David Campanale
David Campanale is set to be replaced (Credit:

David Campanale, 60, is set to be replaced as the party’s prospective MP candidate for Sutton and Cheam after a two-year campaign against him by members of his local party and a number of LGBT activists.

The Anglican and award-winning former BBC journalist has faced opposition after being linked with the Christian People’s Alliance (CPA) political party, which has campaigned against abortion and gay marriage. Opponents of his candidacy also claim he didn’t sufficiently declare his faith during the selection process.

Other Lib Dems claim his faith was not the issue, as other Lib Dem MPs are practising Christians, including party leader Sir Ed Davey.

Mr Campanale, who left the CPA in 2012, says the attacks against him are part of a wider attempt to secularise the Lib Dems.

Party members backing him are calling on the EHRC to launch a probe into ‘multiple alleged breaches of equality law and our party constitution’.

In a letter by them, quoted by the Telegraph, they state: “This evidence depicts a supposedly liberal organisation allowing clear religious discrimination and hostility to thrive within its ranks.”

Teacher’s case will be litmus test

Joshua Sutcliffe
Joshua Sutcliffe, interviewed on a national TV news channel

The teacher sacked for calling a girl a girl has won the right to pursue a Judicial Review against the Department for Education’s decision to ban him from the teaching profession (see HEART April/May).

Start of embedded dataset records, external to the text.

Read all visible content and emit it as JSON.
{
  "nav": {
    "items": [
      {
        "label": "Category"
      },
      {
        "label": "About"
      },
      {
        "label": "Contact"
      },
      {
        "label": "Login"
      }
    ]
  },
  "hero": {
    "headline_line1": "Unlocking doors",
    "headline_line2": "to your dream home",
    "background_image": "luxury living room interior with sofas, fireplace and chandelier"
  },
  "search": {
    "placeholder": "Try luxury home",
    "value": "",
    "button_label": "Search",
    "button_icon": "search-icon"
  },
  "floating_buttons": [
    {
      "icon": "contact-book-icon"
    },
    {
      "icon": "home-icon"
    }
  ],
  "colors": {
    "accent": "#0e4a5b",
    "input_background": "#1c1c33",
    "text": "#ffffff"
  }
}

Since we first reported it, Joshua Sutcliffe’s appeal, at the High Court in London, is the first case to come to court after the Cass Review exposed the fallacies of transgender ideology and discouraged the gender transitioning of children, and after the government published its draft transgender guidance for schools.

The new guidance vindicates Sutcliffe, saying that teachers should not be forced, against their conscience, to address a pupil with preferred pronouns that contradict their biological sex.

Joshua’s case, which is supported by the Christian Legal Centre, is a litmus test for other teachers who have lost their jobs for similar reasons.

CitizenGo has raised a petition in support of Joshua, which can be signed at:

By continuing to use the site, you agree to the use of cookies. View our GDPR / Privacy Policy more information

The cookie settings on this website are set to "allow cookies" to give you the best browsing experience possible. If you continue to use this website without changing your cookie settings or you click "Accept" below then you are consenting to this.